The Shoals continued to produce with a few SOOTY SHEARWATERS, a new bird for the weekend. A pod of the always-playful SHORT-BEAKED COMMON DOLPHINS entertained us for a bit.

Short-beaked Common Dolphins. Photo credit Tom Johnson.

As we were trying to get better looks at the shearwaters, we noticed a hefty dark bird resting on the water…SKUA! Both North Atlantic skuas are possible in these waters at this time of year, so we would be taking an extra close and very open-minded look. This brute of a bird turned out to be a SOUTH POLAR SKUA, which allowed rather close approach as it sat calmly on the water. Eventually it tired of us and flew off, but not before everyone on board enjoyed awesome views. What a way to end the journey.

South Polar Skua.

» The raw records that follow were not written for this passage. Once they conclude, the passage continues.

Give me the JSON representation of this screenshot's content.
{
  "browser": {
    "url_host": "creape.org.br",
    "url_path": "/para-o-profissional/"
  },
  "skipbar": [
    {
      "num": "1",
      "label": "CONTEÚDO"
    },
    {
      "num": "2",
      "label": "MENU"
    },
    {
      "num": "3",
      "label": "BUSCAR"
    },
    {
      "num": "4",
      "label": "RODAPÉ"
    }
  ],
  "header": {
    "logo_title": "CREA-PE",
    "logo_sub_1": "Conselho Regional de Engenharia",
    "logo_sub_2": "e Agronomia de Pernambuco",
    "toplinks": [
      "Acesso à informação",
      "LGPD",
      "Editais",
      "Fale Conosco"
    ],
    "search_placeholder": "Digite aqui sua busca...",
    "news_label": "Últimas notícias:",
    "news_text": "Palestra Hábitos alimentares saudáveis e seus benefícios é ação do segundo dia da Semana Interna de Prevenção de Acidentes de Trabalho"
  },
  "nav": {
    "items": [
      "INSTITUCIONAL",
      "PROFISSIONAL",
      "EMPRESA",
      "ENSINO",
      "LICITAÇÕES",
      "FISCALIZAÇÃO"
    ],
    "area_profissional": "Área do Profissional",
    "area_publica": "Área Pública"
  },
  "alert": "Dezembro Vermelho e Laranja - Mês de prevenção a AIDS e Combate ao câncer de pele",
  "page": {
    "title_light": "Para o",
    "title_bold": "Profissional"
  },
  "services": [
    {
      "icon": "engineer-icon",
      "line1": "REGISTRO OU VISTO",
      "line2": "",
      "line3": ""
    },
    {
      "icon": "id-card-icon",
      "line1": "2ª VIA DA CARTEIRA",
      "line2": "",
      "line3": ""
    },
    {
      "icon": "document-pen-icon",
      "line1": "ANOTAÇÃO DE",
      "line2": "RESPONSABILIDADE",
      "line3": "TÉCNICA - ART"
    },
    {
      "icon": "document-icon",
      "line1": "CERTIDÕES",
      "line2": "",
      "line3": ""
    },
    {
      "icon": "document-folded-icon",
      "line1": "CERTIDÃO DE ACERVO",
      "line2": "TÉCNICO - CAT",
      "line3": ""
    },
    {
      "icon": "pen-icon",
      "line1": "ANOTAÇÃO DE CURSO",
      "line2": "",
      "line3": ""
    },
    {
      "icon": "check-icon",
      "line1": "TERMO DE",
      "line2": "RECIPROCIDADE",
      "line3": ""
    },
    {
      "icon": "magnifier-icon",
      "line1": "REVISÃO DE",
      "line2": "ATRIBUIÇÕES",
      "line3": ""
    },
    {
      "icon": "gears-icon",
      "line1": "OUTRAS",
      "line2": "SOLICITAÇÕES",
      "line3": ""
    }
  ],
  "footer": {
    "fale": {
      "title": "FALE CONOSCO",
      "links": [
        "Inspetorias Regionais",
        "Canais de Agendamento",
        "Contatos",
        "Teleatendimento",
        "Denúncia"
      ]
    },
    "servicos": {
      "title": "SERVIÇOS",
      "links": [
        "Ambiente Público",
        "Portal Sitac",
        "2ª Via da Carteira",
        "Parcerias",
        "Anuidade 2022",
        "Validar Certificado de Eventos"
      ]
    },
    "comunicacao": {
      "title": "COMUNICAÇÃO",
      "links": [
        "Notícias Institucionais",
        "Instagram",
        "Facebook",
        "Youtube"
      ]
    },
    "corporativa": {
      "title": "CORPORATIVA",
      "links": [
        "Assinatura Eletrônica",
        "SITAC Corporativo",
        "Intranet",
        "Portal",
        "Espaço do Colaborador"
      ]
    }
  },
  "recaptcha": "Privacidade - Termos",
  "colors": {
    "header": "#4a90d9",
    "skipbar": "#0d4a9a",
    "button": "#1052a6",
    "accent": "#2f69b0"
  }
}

Photo credit Nick Bonomo.

We pulled into Hyannis that evening a rather elated group (understatement!!). Huge thanks are owed to Capt. Joe Huckemeyer and his crew led by Matt, to Naeem Yusuff and Bobbie Hodson for taking on the monumental task of organizing this event, and to every one of our participants for making this trip possible. Congrats to everyone on a BBC “Extreme” Pelagic that none of us will forget!

Cumulative Trip List

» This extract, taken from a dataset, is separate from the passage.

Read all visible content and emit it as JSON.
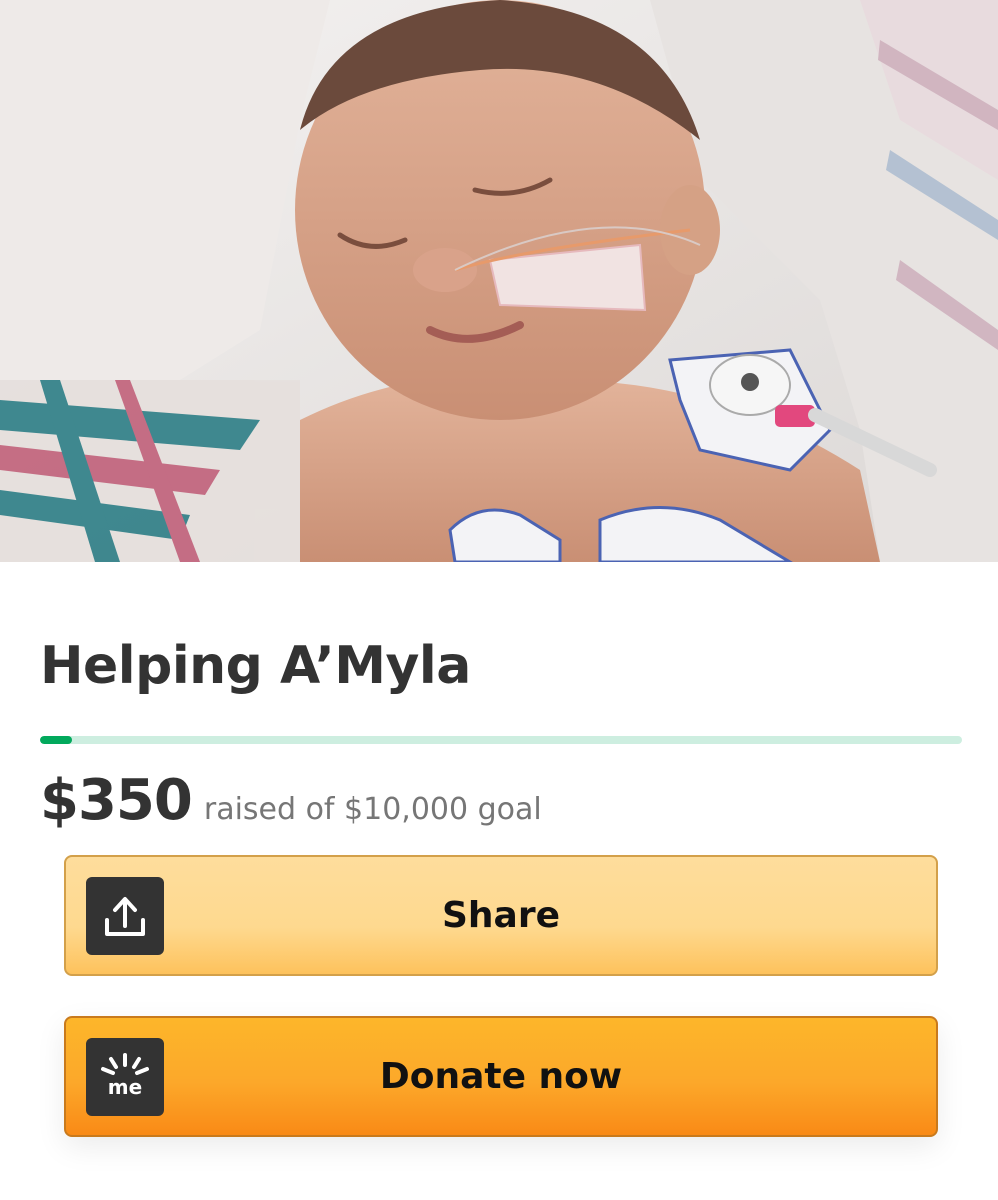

(Excluding Hyannis Harbor & environs. Hourly checklists submitted to eBird. Cumulative estimates below.):

  • 3 Wood Duck
  • 1 Common Eider
  • 1 Black-bellied Plover
  • 11 Sanderling
  • 36 Red-necked Phalarope
  • 1 Red Phalarope
  • 15 Pomarine Jaeger
  • 1 Long-tailed Jaeger
  • 10+ Laughing Gull
  • 1 Ring-billed Gull
  • 40+ Herring Gull
  • 15 Lesser Black-backed Gull
  • 20 Great Black-backed Gull
  • 17 Black Tern
  • 48 Common Tern
  • 10 Common Loon
  • 675+ Wilson’s Storm-Petrel
  • 10 Leach’s Storm-Petrel
  • 150+ Northern Fulmar
  • 5 Black-capped Petrel
  • 90+ Cory’s Shearwater
  • 350+ Great Shearwater
  • 3 Sooty Shearwater
  • 19 Audubon’s Shearwater
  • 40 Northern Gannet
  • 1 Yellow-bellied Sapsucker
  • 1 Northern Flicker
  • 1 Barn Swallow
  • 1 White-throated Sparrow
  • 1 Black-and-white Warbler
  • 3 Cape May Warblers

Leaders: Luke Seitz (WINGS tour leader), Tom Johnson (FIELD GUIDES tour leader), Nick Bonomo (Connecticut Audubon Society EcoTravel tour leader), Naeem Yusuff, Bobbie Hodson

Below are two maps of our route as plotted by GPS: one full map and one zoomed to the shelf edge. Several highlights are marked by yellow pins. (Birds were marked where they were first sighted.)